The medieval town of Dreieichenhain is a fitting conclusion to this excursion through cultural and landscape history. The gardens around the Burg Hayn and the small alleyways of the old town invite you to wander around and enjoy.
1. At the TOUR START at the S-Bahnhof station, keep west: You enter town on Bahnhofstraße, the red triangle mark indicates the Wingertsberg as the first stop. Go up the Schmidtstraße keeping left towards the old town and at the end, turn sharp right onto Darmstädter Straße – and then immediately turn left onto the very steep Jungfern-Wingert-Straße up to the tower.
2. After the LOOKOUT TOWER, the Regionalpark triangles lead straight ahead to a staircase: If you like, you can follow them. For cyclists, it is easier to go back and turn left onto the through-road (first Darmstädter Straße, then Lindenstraße) down into the town. At the Brunnenstraße, turn left and continue to the field, where you turn right. Next, turn onto another road and you will be made aware of the second major destination of the tour: The Stangenpyramide. From here, the signposts with red triangles are easy to follow.
3. Pay attention at KIRCHBORN: There is only a small red triangle pointing to the left at the information column. Afterwards, the signposts to the Stangenpyramide are more visible, the crossing of the Neuhofschneise is no problem either. On the R8, you ride past Gut Neuhof and the golf course to the …
4. … STANGENPYRAMIDE. A few metres further along, descend left down the R8 and follow the red triangles to the Old town of Dreieichenhain. These signs accompany you to the Burg Hayn and through the picturesque Old Town. At the end of the traffic-calmed zone, follow the red triangle to the left into Schießbergstraße. Cross the railway line and keep going left along the edge of the forest until you reach a T-junction:
5. The REGIONALPARK RUNDROUTE crosses here, follow it to the left. First to Philippseich, then via Götzenhain and Offenthal to the Group of Celtic figures in Rödermark. Behind Offenthal, keep riding along the railway line, the references to the Keltenzug and the Bulau cannot be missed.
6. At the KELTENZUG AUF DER BULAU, turn left and follow the REGIONALPARK RUNDROUTE through the woods and fields to the Geschichtspfad Dietzenbach – beware when crossing the country road!
7. You have reached the GESCHICHTSPFAD DIETZENBACH and will find yourself within a rotunda that’s surrounded by walls: The main route turns right here.
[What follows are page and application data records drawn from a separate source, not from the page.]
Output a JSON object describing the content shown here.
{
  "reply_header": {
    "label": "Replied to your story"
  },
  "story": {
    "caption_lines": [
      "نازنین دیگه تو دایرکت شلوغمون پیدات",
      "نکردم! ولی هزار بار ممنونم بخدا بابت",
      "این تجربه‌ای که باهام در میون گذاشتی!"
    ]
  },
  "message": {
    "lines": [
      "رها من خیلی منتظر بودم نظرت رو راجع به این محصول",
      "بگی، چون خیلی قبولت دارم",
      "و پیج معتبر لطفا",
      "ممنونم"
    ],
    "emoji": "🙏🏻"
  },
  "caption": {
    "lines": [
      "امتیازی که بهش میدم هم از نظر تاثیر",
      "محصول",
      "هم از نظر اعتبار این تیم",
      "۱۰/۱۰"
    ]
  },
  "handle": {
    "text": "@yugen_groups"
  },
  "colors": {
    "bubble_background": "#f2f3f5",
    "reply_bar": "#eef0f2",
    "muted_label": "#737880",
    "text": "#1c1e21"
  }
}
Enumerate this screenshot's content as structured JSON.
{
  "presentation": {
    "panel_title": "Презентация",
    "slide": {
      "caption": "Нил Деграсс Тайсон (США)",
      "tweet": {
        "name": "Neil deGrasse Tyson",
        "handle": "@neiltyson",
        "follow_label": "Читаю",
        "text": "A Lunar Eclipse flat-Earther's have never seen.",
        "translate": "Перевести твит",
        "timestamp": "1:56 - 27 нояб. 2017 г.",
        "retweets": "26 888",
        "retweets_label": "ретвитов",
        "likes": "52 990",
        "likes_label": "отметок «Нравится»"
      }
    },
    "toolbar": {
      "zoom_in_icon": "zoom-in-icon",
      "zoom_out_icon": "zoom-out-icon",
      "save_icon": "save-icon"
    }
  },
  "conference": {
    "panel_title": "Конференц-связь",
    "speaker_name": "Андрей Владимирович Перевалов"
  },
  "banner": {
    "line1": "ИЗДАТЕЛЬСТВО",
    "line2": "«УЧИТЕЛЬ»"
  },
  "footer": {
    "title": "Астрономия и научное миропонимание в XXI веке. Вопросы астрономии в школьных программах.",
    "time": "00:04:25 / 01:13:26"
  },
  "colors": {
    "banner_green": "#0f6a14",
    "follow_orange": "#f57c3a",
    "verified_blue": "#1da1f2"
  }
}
After 200 m, turn left on the bridge – and then just keep going straight ahead to the train station.